* Task brief *
Among these records, which lines include "Баллантайс"? Copy them out.

Component data from apps and pages:

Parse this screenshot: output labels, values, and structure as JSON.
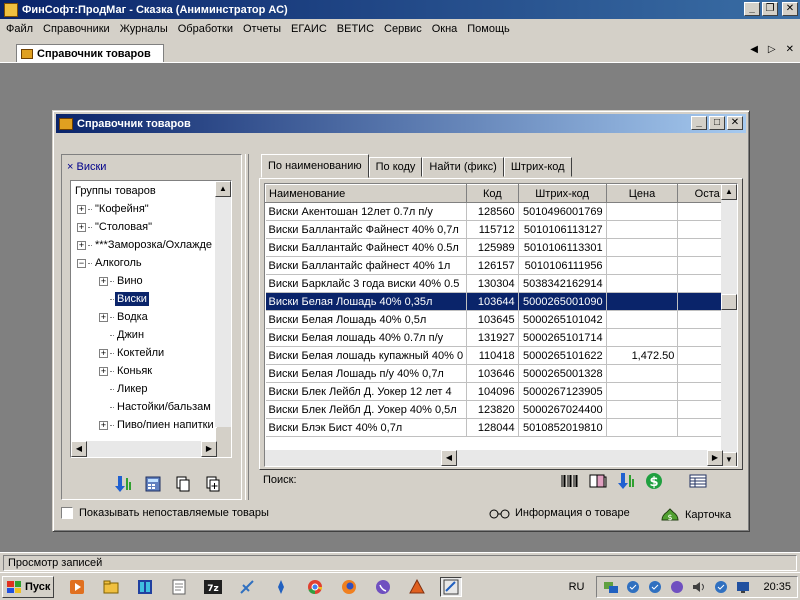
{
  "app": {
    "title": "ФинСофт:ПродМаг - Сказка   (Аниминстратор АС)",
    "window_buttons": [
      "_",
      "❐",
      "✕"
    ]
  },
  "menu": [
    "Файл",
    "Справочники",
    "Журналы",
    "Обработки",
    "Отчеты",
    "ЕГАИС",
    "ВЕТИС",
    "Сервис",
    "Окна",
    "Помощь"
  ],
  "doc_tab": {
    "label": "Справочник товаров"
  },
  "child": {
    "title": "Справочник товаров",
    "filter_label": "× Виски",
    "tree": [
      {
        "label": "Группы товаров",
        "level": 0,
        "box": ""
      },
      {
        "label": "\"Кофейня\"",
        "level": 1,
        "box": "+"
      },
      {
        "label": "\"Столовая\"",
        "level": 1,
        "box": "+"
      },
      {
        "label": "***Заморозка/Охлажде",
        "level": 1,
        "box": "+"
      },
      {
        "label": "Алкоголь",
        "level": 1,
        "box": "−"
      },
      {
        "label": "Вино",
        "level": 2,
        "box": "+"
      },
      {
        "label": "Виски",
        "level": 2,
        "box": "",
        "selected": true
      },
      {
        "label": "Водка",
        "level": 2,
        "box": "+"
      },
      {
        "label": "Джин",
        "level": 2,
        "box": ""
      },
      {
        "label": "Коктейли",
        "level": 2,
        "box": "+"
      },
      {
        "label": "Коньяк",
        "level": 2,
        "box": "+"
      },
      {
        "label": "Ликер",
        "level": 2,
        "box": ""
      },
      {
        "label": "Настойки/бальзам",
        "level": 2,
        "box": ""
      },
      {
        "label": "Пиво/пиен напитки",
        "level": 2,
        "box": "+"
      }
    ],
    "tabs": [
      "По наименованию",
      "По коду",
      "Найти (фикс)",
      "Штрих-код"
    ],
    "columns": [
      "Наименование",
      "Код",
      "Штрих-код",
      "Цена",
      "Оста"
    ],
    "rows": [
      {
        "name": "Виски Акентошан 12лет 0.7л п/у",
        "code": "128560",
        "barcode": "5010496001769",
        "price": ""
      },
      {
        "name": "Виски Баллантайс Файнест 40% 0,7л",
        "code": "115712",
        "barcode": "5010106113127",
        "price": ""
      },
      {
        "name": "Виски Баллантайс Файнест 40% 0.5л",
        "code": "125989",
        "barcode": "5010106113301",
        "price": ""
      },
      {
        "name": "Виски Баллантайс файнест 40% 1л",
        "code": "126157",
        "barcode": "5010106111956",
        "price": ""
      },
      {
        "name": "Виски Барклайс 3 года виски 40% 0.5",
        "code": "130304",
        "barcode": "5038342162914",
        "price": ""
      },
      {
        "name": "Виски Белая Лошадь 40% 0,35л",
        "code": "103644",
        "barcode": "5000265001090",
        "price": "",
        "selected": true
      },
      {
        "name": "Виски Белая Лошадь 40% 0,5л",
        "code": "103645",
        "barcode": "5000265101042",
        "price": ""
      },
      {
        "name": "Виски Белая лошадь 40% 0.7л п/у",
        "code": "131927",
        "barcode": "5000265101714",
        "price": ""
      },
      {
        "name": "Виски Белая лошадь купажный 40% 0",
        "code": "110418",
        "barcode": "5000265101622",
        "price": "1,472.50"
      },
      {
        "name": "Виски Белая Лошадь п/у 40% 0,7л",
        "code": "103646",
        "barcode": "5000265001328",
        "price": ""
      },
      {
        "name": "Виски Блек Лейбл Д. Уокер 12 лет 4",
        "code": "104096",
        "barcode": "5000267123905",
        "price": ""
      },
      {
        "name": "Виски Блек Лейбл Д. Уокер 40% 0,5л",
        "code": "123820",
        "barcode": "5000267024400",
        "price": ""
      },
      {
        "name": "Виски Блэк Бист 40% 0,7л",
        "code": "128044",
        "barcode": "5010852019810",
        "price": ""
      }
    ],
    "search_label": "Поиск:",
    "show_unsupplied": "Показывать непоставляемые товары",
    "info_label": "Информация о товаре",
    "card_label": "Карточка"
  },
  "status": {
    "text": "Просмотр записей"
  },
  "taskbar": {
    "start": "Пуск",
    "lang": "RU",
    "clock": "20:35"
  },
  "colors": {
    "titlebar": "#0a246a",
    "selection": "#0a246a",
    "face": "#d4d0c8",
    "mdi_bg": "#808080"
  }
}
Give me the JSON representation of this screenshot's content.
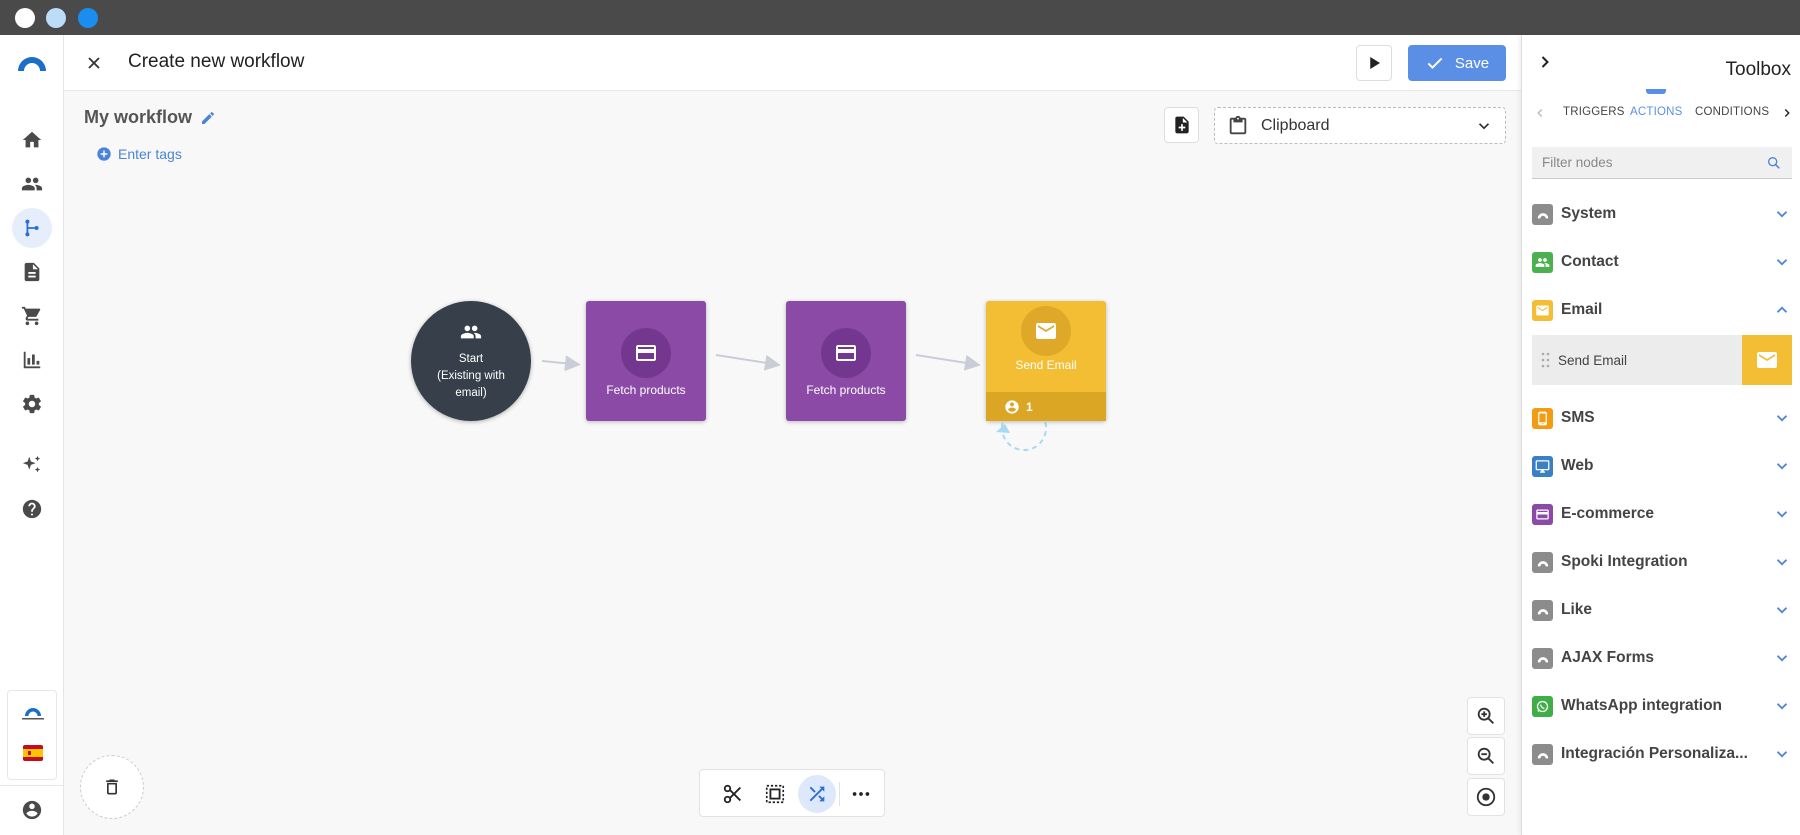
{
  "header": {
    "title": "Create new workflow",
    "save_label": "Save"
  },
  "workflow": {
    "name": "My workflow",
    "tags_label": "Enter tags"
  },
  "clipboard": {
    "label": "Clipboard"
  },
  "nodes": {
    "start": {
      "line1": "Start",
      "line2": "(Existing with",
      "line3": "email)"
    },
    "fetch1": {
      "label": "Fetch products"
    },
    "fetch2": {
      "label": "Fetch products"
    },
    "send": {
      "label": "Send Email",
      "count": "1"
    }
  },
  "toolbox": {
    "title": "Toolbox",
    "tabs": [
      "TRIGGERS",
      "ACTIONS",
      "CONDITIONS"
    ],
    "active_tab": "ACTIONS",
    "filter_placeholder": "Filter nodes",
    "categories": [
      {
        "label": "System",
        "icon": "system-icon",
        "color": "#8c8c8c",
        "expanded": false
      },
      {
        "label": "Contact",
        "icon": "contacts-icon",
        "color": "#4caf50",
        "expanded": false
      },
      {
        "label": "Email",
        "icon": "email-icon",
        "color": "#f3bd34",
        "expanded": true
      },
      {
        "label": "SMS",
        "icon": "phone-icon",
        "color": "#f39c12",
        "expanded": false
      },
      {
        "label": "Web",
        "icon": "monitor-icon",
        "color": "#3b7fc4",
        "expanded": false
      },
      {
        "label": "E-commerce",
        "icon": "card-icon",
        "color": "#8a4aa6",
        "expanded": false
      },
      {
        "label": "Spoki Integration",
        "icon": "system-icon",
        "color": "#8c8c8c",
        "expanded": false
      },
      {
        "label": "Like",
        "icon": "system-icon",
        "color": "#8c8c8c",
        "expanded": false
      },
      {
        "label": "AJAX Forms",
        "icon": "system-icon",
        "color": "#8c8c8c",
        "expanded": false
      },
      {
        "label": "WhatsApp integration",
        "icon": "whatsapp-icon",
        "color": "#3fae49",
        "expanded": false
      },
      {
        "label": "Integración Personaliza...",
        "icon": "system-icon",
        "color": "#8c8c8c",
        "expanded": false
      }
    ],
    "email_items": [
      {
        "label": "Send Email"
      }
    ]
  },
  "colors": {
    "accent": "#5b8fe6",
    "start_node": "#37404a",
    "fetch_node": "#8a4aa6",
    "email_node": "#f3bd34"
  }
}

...

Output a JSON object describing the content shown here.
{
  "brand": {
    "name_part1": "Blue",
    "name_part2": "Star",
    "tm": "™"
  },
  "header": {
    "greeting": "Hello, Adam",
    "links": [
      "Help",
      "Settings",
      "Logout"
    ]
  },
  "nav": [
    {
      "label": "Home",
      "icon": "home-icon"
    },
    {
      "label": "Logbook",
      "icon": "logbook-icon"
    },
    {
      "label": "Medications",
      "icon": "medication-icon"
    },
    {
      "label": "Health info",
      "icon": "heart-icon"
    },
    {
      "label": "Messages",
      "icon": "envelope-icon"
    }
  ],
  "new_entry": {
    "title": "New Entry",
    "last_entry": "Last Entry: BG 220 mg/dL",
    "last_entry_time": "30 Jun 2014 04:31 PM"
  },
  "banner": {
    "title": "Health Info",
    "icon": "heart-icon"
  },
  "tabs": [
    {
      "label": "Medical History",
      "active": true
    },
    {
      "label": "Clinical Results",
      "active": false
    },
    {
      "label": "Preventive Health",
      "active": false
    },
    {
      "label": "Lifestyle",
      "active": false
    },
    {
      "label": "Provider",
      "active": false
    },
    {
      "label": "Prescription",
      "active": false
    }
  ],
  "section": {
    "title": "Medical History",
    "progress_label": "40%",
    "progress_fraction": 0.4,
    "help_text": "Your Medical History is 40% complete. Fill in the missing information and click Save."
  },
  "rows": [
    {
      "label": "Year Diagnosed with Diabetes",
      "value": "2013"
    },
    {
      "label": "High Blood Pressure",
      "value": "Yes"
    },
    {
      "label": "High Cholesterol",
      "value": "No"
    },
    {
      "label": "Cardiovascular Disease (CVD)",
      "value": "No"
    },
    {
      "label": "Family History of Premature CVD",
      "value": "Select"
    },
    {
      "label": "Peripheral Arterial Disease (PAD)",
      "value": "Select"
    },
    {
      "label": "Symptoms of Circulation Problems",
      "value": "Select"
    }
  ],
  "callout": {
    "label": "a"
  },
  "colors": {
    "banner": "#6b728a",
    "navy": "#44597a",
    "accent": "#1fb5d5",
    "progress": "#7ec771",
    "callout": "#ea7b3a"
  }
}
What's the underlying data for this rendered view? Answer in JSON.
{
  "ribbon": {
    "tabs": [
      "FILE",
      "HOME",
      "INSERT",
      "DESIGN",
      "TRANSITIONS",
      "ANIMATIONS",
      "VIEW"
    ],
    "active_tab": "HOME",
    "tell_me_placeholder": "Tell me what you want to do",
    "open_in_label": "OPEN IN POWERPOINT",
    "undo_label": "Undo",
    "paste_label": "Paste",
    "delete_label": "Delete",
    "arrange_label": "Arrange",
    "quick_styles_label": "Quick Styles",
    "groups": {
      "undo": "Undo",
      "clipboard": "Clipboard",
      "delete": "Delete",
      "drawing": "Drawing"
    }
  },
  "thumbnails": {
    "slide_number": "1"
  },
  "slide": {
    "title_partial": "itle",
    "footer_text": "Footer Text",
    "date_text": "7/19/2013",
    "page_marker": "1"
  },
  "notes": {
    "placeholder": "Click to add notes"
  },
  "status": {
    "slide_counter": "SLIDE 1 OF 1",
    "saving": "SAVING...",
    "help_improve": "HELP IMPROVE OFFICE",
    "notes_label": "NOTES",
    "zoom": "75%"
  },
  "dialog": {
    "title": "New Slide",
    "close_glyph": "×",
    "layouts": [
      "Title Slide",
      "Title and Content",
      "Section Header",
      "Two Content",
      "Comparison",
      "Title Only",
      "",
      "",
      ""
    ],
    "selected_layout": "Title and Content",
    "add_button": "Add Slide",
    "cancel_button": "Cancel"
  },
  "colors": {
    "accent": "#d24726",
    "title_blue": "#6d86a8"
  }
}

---

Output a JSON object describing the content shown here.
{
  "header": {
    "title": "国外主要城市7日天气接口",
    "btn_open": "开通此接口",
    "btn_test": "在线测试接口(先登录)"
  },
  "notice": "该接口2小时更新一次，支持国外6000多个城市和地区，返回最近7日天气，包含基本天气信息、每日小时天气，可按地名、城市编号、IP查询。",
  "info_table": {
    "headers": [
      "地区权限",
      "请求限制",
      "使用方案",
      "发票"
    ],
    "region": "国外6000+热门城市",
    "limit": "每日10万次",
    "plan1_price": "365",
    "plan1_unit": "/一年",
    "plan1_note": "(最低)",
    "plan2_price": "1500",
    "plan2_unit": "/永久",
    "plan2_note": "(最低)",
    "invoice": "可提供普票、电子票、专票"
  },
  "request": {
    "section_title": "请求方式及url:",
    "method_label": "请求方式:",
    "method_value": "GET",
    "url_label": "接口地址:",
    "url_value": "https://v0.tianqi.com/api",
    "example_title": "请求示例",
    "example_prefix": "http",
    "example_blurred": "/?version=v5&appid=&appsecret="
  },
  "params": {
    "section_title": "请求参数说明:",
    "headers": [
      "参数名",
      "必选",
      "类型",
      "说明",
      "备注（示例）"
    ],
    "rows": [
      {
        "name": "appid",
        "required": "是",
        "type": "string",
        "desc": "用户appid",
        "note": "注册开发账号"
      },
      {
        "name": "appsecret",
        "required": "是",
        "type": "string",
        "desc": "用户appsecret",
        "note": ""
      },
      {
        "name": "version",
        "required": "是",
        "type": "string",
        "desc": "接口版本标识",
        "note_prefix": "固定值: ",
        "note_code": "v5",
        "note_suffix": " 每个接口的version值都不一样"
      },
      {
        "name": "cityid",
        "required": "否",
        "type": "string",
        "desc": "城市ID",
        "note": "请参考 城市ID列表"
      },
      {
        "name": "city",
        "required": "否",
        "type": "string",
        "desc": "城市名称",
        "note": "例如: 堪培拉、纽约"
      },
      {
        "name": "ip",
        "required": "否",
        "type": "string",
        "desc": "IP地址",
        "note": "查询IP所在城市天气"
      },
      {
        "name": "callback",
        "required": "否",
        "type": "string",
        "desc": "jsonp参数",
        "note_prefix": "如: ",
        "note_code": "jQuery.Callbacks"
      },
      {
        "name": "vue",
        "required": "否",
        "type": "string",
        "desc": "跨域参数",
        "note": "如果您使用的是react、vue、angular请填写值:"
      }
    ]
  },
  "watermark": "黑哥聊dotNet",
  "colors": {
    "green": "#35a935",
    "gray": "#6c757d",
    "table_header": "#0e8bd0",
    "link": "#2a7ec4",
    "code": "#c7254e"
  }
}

* Answer *
        "name": "Виски Баллантайс Файнест 40% 0,7л",
        "name": "Виски Баллантайс Файнест 40% 0.5л",
        "name": "Виски Баллантайс файнест 40% 1л",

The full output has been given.